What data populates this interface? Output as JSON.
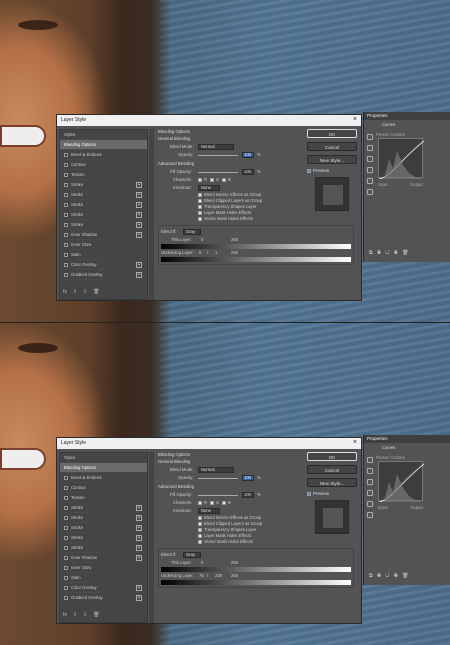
{
  "screens": [
    {
      "id": "top",
      "layer_style": {
        "title": "Layer Style",
        "close": "×",
        "styles": [
          {
            "label": "Styles",
            "selected": false,
            "checkbox": false,
            "plus": false
          },
          {
            "label": "Blending Options",
            "selected": true,
            "checkbox": false,
            "plus": false
          },
          {
            "label": "Bevel & Emboss",
            "selected": false,
            "checkbox": true,
            "plus": false
          },
          {
            "label": "Contour",
            "selected": false,
            "checkbox": true,
            "plus": false
          },
          {
            "label": "Texture",
            "selected": false,
            "checkbox": true,
            "plus": false
          },
          {
            "label": "Stroke",
            "selected": false,
            "checkbox": true,
            "plus": true
          },
          {
            "label": "Stroke",
            "selected": false,
            "checkbox": true,
            "plus": true
          },
          {
            "label": "Stroke",
            "selected": false,
            "checkbox": true,
            "plus": true
          },
          {
            "label": "Stroke",
            "selected": false,
            "checkbox": true,
            "plus": true
          },
          {
            "label": "Stroke",
            "selected": false,
            "checkbox": true,
            "plus": true
          },
          {
            "label": "Inner Shadow",
            "selected": false,
            "checkbox": true,
            "plus": true
          },
          {
            "label": "Inner Glow",
            "selected": false,
            "checkbox": true,
            "plus": false
          },
          {
            "label": "Satin",
            "selected": false,
            "checkbox": true,
            "plus": false
          },
          {
            "label": "Color Overlay",
            "selected": false,
            "checkbox": true,
            "plus": true
          },
          {
            "label": "Gradient Overlay",
            "selected": false,
            "checkbox": true,
            "plus": true
          }
        ],
        "fx_bar": [
          "fx",
          "⇧",
          "⇩",
          "🗑"
        ],
        "blending": {
          "section": "Blending Options",
          "general": "General Blending",
          "blend_mode_label": "Blend Mode:",
          "blend_mode_value": "Normal",
          "opacity_label": "Opacity:",
          "opacity_value": "100",
          "percent": "%",
          "advanced": "Advanced Blending",
          "fill_opacity_label": "Fill Opacity:",
          "fill_opacity_value": "100",
          "channels_label": "Channels:",
          "channels": [
            "R",
            "G",
            "B"
          ],
          "knockout_label": "Knockout:",
          "knockout_value": "None",
          "options": [
            "Blend Interior Effects as Group",
            "Blend Clipped Layers as Group",
            "Transparency Shapes Layer",
            "Layer Mask Hides Effects",
            "Vector Mask Hides Effects"
          ],
          "blend_if_label": "Blend If:",
          "blend_if_value": "Gray",
          "this_layer_label": "This Layer:",
          "this_layer_values": [
            "0",
            "255"
          ],
          "underlying_label": "Underlying Layer:",
          "underlying_values": [
            "0",
            "/",
            "1",
            "",
            "255"
          ]
        },
        "buttons": {
          "ok": "OK",
          "cancel": "Cancel",
          "new_style": "New Style...",
          "preview": "Preview"
        }
      },
      "properties": {
        "tab": "Properties",
        "type": "Curves",
        "preset": "Preset:  Custom",
        "channel": "RGB",
        "auto": "Auto",
        "input": "Input:",
        "output": "Output:",
        "bottom_icons": "⧉ ◉ ↺ ◉ 🗑"
      }
    },
    {
      "id": "bottom",
      "layer_style": {
        "title": "Layer Style",
        "close": "×",
        "styles": [
          {
            "label": "Styles",
            "selected": false,
            "checkbox": false,
            "plus": false
          },
          {
            "label": "Blending Options",
            "selected": true,
            "checkbox": false,
            "plus": false
          },
          {
            "label": "Bevel & Emboss",
            "selected": false,
            "checkbox": true,
            "plus": false
          },
          {
            "label": "Contour",
            "selected": false,
            "checkbox": true,
            "plus": false
          },
          {
            "label": "Texture",
            "selected": false,
            "checkbox": true,
            "plus": false
          },
          {
            "label": "Stroke",
            "selected": false,
            "checkbox": true,
            "plus": true
          },
          {
            "label": "Stroke",
            "selected": false,
            "checkbox": true,
            "plus": true
          },
          {
            "label": "Stroke",
            "selected": false,
            "checkbox": true,
            "plus": true
          },
          {
            "label": "Stroke",
            "selected": false,
            "checkbox": true,
            "plus": true
          },
          {
            "label": "Stroke",
            "selected": false,
            "checkbox": true,
            "plus": true
          },
          {
            "label": "Inner Shadow",
            "selected": false,
            "checkbox": true,
            "plus": true
          },
          {
            "label": "Inner Glow",
            "selected": false,
            "checkbox": true,
            "plus": false
          },
          {
            "label": "Satin",
            "selected": false,
            "checkbox": true,
            "plus": false
          },
          {
            "label": "Color Overlay",
            "selected": false,
            "checkbox": true,
            "plus": true
          },
          {
            "label": "Gradient Overlay",
            "selected": false,
            "checkbox": true,
            "plus": true
          }
        ],
        "fx_bar": [
          "fx",
          "⇧",
          "⇩",
          "🗑"
        ],
        "blending": {
          "section": "Blending Options",
          "general": "General Blending",
          "blend_mode_label": "Blend Mode:",
          "blend_mode_value": "Normal",
          "opacity_label": "Opacity:",
          "opacity_value": "100",
          "percent": "%",
          "advanced": "Advanced Blending",
          "fill_opacity_label": "Fill Opacity:",
          "fill_opacity_value": "100",
          "channels_label": "Channels:",
          "channels": [
            "R",
            "G",
            "B"
          ],
          "knockout_label": "Knockout:",
          "knockout_value": "None",
          "options": [
            "Blend Interior Effects as Group",
            "Blend Clipped Layers as Group",
            "Transparency Shapes Layer",
            "Layer Mask Hides Effects",
            "Vector Mask Hides Effects"
          ],
          "blend_if_label": "Blend If:",
          "blend_if_value": "Gray",
          "this_layer_label": "This Layer:",
          "this_layer_values": [
            "0",
            "255"
          ],
          "underlying_label": "Underlying Layer:",
          "underlying_values": [
            "76",
            "/",
            "230",
            "",
            "255"
          ]
        },
        "buttons": {
          "ok": "OK",
          "cancel": "Cancel",
          "new_style": "New Style...",
          "preview": "Preview"
        }
      },
      "properties": {
        "tab": "Properties",
        "type": "Curves",
        "preset": "Preset:  Custom",
        "channel": "RGB",
        "auto": "Auto",
        "input": "Input:",
        "output": "Output:",
        "bottom_icons": "⧉ ◉ ↺ ◉ 🗑"
      }
    }
  ]
}
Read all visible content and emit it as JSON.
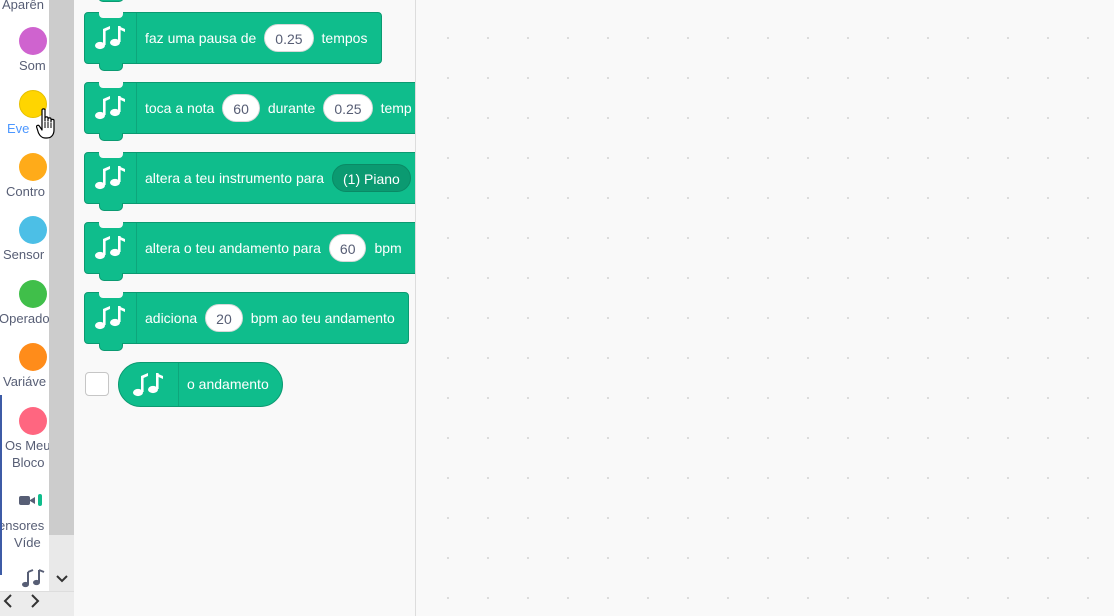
{
  "categories": [
    {
      "label": "Aparên",
      "color": ""
    },
    {
      "label": "Som",
      "color": "#cf63cf"
    },
    {
      "label": "Eve",
      "color": "#ffd500"
    },
    {
      "label": "Contro",
      "color": "#ffab19"
    },
    {
      "label": "Sensor",
      "color": "#4cbfe6"
    },
    {
      "label": "Operado",
      "color": "#40bf4a"
    },
    {
      "label": "Variáve",
      "color": "#ff8c1a"
    },
    {
      "label_line1": "Os Meu",
      "label_line2": "Bloco",
      "color": "#ff6680"
    },
    {
      "label_line1": "ensores",
      "label_line2": "Víde",
      "icon": "video-camera-icon"
    },
    {
      "icon": "music-notes-icon"
    }
  ],
  "blocks": [
    {
      "text1": "faz uma pausa de",
      "value1": "0.25",
      "text2": "tempos"
    },
    {
      "text1": "toca a nota",
      "value1": "60",
      "text2": "durante",
      "value2": "0.25",
      "text3": "temp"
    },
    {
      "text1": "altera a teu instrumento para",
      "dropdown": "(1) Piano"
    },
    {
      "text1": "altera o teu andamento para",
      "value1": "60",
      "text2": "bpm"
    },
    {
      "text1": "adiciona",
      "value1": "20",
      "text2": "bpm ao teu andamento"
    }
  ],
  "reporter": {
    "label": "o andamento"
  },
  "colors": {
    "music": "#0fbd8c",
    "music_dark": "#0b9a71",
    "active_label": "#4c97ff"
  }
}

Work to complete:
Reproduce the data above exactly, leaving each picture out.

Solution to the exercise:
What data populates this interface? Output as JSON.
{
  "screens": [
    {
      "id": "top",
      "layer_style": {
        "title": "Layer Style",
        "close": "×",
        "styles": [
          {
            "label": "Styles",
            "selected": false,
            "checkbox": false,
            "plus": false
          },
          {
            "label": "Blending Options",
            "selected": true,
            "checkbox": false,
            "plus": false
          },
          {
            "label": "Bevel & Emboss",
            "selected": false,
            "checkbox": true,
            "plus": false
          },
          {
            "label": "Contour",
            "selected": false,
            "checkbox": true,
            "plus": false
          },
          {
            "label": "Texture",
            "selected": false,
            "checkbox": true,
            "plus": false
          },
          {
            "label": "Stroke",
            "selected": false,
            "checkbox": true,
            "plus": true
          },
          {
            "label": "Stroke",
            "selected": false,
            "checkbox": true,
            "plus": true
          },
          {
            "label": "Stroke",
            "selected": false,
            "checkbox": true,
            "plus": true
          },
          {
            "label": "Stroke",
            "selected": false,
            "checkbox": true,
            "plus": true
          },
          {
            "label": "Stroke",
            "selected": false,
            "checkbox": true,
            "plus": true
          },
          {
            "label": "Inner Shadow",
            "selected": false,
            "checkbox": true,
            "plus": true
          },
          {
            "label": "Inner Glow",
            "selected": false,
            "checkbox": true,
            "plus": false
          },
          {
            "label": "Satin",
            "selected": false,
            "checkbox": true,
            "plus": false
          },
          {
            "label": "Color Overlay",
            "selected": false,
            "checkbox": true,
            "plus": true
          },
          {
            "label": "Gradient Overlay",
            "selected": false,
            "checkbox": true,
            "plus": true
          }
        ],
        "fx_bar": [
          "fx",
          "⇧",
          "⇩",
          "🗑"
        ],
        "blending": {
          "section": "Blending Options",
          "general": "General Blending",
          "blend_mode_label": "Blend Mode:",
          "blend_mode_value": "Normal",
          "opacity_label": "Opacity:",
          "opacity_value": "100",
          "percent": "%",
          "advanced": "Advanced Blending",
          "fill_opacity_label": "Fill Opacity:",
          "fill_opacity_value": "100",
          "channels_label": "Channels:",
          "channels": [
            "R",
            "G",
            "B"
          ],
          "knockout_label": "Knockout:",
          "knockout_value": "None",
          "options": [
            "Blend Interior Effects as Group",
            "Blend Clipped Layers as Group",
            "Transparency Shapes Layer",
            "Layer Mask Hides Effects",
            "Vector Mask Hides Effects"
          ],
          "blend_if_label": "Blend If:",
          "blend_if_value": "Gray",
          "this_layer_label": "This Layer:",
          "this_layer_values": [
            "0",
            "255"
          ],
          "underlying_label": "Underlying Layer:",
          "underlying_values": [
            "0",
            "/",
            "1",
            "",
            "255"
          ]
        },
        "buttons": {
          "ok": "OK",
          "cancel": "Cancel",
          "new_style": "New Style...",
          "preview": "Preview"
        }
      },
      "properties": {
        "tab": "Properties",
        "type": "Curves",
        "preset": "Preset:  Custom",
        "channel": "RGB",
        "auto": "Auto",
        "input": "Input:",
        "output": "Output:",
        "bottom_icons": "⧉ ◉ ↺ ◉ 🗑"
      }
    },
    {
      "id": "bottom",
      "layer_style": {
        "title": "Layer Style",
        "close": "×",
        "styles": [
          {
            "label": "Styles",
            "selected": false,
            "checkbox": false,
            "plus": false
          },
          {
            "label": "Blending Options",
            "selected": true,
            "checkbox": false,
            "plus": false
          },
          {
            "label": "Bevel & Emboss",
            "selected": false,
            "checkbox": true,
            "plus": false
          },
          {
            "label": "Contour",
            "selected": false,
            "checkbox": true,
            "plus": false
          },
          {
            "label": "Texture",
            "selected": false,
            "checkbox": true,
            "plus": false
          },
          {
            "label": "Stroke",
            "selected": false,
            "checkbox": true,
            "plus": true
          },
          {
            "label": "Stroke",
            "selected": false,
            "checkbox": true,
            "plus": true
          },
          {
            "label": "Stroke",
            "selected": false,
            "checkbox": true,
            "plus": true
          },
          {
            "label": "Stroke",
            "selected": false,
            "checkbox": true,
            "plus": true
          },
          {
            "label": "Stroke",
            "selected": false,
            "checkbox": true,
            "plus": true
          },
          {
            "label": "Inner Shadow",
            "selected": false,
            "checkbox": true,
            "plus": true
          },
          {
            "label": "Inner Glow",
            "selected": false,
            "checkbox": true,
            "plus": false
          },
          {
            "label": "Satin",
            "selected": false,
            "checkbox": true,
            "plus": false
          },
          {
            "label": "Color Overlay",
            "selected": false,
            "checkbox": true,
            "plus": true
          },
          {
            "label": "Gradient Overlay",
            "selected": false,
            "checkbox": true,
            "plus": true
          }
        ],
        "fx_bar": [
          "fx",
          "⇧",
          "⇩",
          "🗑"
        ],
        "blending": {
          "section": "Blending Options",
          "general": "General Blending",
          "blend_mode_label": "Blend Mode:",
          "blend_mode_value": "Normal",
          "opacity_label": "Opacity:",
          "opacity_value": "100",
          "percent": "%",
          "advanced": "Advanced Blending",
          "fill_opacity_label": "Fill Opacity:",
          "fill_opacity_value": "100",
          "channels_label": "Channels:",
          "channels": [
            "R",
            "G",
            "B"
          ],
          "knockout_label": "Knockout:",
          "knockout_value": "None",
          "options": [
            "Blend Interior Effects as Group",
            "Blend Clipped Layers as Group",
            "Transparency Shapes Layer",
            "Layer Mask Hides Effects",
            "Vector Mask Hides Effects"
          ],
          "blend_if_label": "Blend If:",
          "blend_if_value": "Gray",
          "this_layer_label": "This Layer:",
          "this_layer_values": [
            "0",
            "255"
          ],
          "underlying_label": "Underlying Layer:",
          "underlying_values": [
            "76",
            "/",
            "230",
            "",
            "255"
          ]
        },
        "buttons": {
          "ok": "OK",
          "cancel": "Cancel",
          "new_style": "New Style...",
          "preview": "Preview"
        }
      },
      "properties": {
        "tab": "Properties",
        "type": "Curves",
        "preset": "Preset:  Custom",
        "channel": "RGB",
        "auto": "Auto",
        "input": "Input:",
        "output": "Output:",
        "bottom_icons": "⧉ ◉ ↺ ◉ 🗑"
      }
    }
  ]
}
Read all visible content and emit it as JSON.
{
  "categories": [
    {
      "label": "Aparên",
      "color": ""
    },
    {
      "label": "Som",
      "color": "#cf63cf"
    },
    {
      "label": "Eve",
      "color": "#ffd500"
    },
    {
      "label": "Contro",
      "color": "#ffab19"
    },
    {
      "label": "Sensor",
      "color": "#4cbfe6"
    },
    {
      "label": "Operado",
      "color": "#40bf4a"
    },
    {
      "label": "Variáve",
      "color": "#ff8c1a"
    },
    {
      "label_line1": "Os Meu",
      "label_line2": "Bloco",
      "color": "#ff6680"
    },
    {
      "label_line1": "ensores",
      "label_line2": "Víde",
      "icon": "video-camera-icon"
    },
    {
      "icon": "music-notes-icon"
    }
  ],
  "blocks": [
    {
      "text1": "faz uma pausa de",
      "value1": "0.25",
      "text2": "tempos"
    },
    {
      "text1": "toca a nota",
      "value1": "60",
      "text2": "durante",
      "value2": "0.25",
      "text3": "temp"
    },
    {
      "text1": "altera a teu instrumento para",
      "dropdown": "(1) Piano"
    },
    {
      "text1": "altera o teu andamento para",
      "value1": "60",
      "text2": "bpm"
    },
    {
      "text1": "adiciona",
      "value1": "20",
      "text2": "bpm ao teu andamento"
    }
  ],
  "reporter": {
    "label": "o andamento"
  },
  "colors": {
    "music": "#0fbd8c",
    "music_dark": "#0b9a71",
    "active_label": "#4c97ff"
  }
}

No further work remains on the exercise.